    (Born and raised in Donegal, Ireland, I moved to Canada in my late teens. I still carry an extremely thick accent. I am working my first day at a call center and pick up the phone.)

    Me: “Hello, my name is Danny; how can I help you?”

    Customer: “I’m sorry; what did you say? Your name is Darry?”

    Me: “My name is Danny, sir. Short form of Daniel.”

    Customer: “Wait, are you a Scotsman?”

    Me: “Irishman, sir.”

    Customer: “Oh, f***’s sake! Put me on the phone with someone who can help me.”

    Me: “Well, sir, I am new to this profession, but I assure you that I’ll—”

    Customer: “No, just shut up and get me an American! You can go get drunk off an a**-load of whiskey that you pale f***s live for.”

    Me: “Sir, with all due respect, I work in a Canadian call center, and therefore most of the workers here are Canadian, not American.”

    Customer: “I can’t understand you! You’re slurring because of how f****** drunk you always are! Go get me your boss, ya f****** Leprechaun!”

    (I proceed to put my boss on the phone, who happens to be an African-American.)

    Customer: “Sir, my call was just answered by an Irishman.”

    (My boss raises an eyebrow at me, and I shrug.)

    Boss: “Yes, and?”

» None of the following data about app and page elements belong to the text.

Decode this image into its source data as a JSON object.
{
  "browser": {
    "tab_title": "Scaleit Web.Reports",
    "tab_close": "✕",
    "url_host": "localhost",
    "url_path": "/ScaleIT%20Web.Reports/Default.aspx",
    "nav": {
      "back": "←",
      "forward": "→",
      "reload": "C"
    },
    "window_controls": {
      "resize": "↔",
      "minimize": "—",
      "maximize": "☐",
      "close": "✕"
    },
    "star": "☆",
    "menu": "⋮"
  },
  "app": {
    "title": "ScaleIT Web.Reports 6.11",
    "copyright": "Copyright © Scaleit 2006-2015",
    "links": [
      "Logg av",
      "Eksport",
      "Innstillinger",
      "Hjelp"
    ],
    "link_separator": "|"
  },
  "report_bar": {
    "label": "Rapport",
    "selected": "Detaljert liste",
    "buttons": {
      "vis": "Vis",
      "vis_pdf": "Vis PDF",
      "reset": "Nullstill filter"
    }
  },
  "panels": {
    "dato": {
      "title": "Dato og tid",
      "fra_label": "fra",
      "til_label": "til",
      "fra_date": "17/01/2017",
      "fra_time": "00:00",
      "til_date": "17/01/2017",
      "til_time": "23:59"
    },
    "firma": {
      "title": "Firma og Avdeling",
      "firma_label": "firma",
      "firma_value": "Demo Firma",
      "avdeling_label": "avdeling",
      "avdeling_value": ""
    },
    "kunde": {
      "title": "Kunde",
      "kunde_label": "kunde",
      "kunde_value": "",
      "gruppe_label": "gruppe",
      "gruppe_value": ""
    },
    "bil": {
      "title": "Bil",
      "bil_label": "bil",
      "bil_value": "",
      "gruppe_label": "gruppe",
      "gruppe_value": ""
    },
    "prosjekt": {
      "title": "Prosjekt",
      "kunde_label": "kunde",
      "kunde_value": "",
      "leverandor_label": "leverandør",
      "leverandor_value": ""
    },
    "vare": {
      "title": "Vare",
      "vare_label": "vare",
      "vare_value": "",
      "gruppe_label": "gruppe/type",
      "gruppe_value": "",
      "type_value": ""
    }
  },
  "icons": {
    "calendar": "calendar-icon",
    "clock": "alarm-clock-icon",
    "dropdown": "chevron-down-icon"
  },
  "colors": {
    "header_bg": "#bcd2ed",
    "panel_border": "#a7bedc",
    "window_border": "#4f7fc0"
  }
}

    Customer: “And I want to make that next time I call, I don’t end up with a n****** on the other end. Real people should be doing this kind of work. I’m sure you’re a respectable man who will think about this.”

    Boss: “Actually, sir, I happen to be black.”

    Customer: “Oh, s***!” *hangs up*

    A Cursory Attitude To Cursing

    | MI, USA | Books & Reading, Language & Words

    (A couple walk into my store.)

    Me: “Hi, can I help you find anything?”

    Woman: “Yes, we’re looking for the book Go the F**k to Sleep.”

    Me: “I think I have that right back here.”

    Man: “Honey, I think ‘go the F to sleep” is the polite way to say that.”

    Me: “No worries. If I’m selling it, I should be able to hear it.

    Man: “Touché.”


    Page 14/57First...1213141516...Last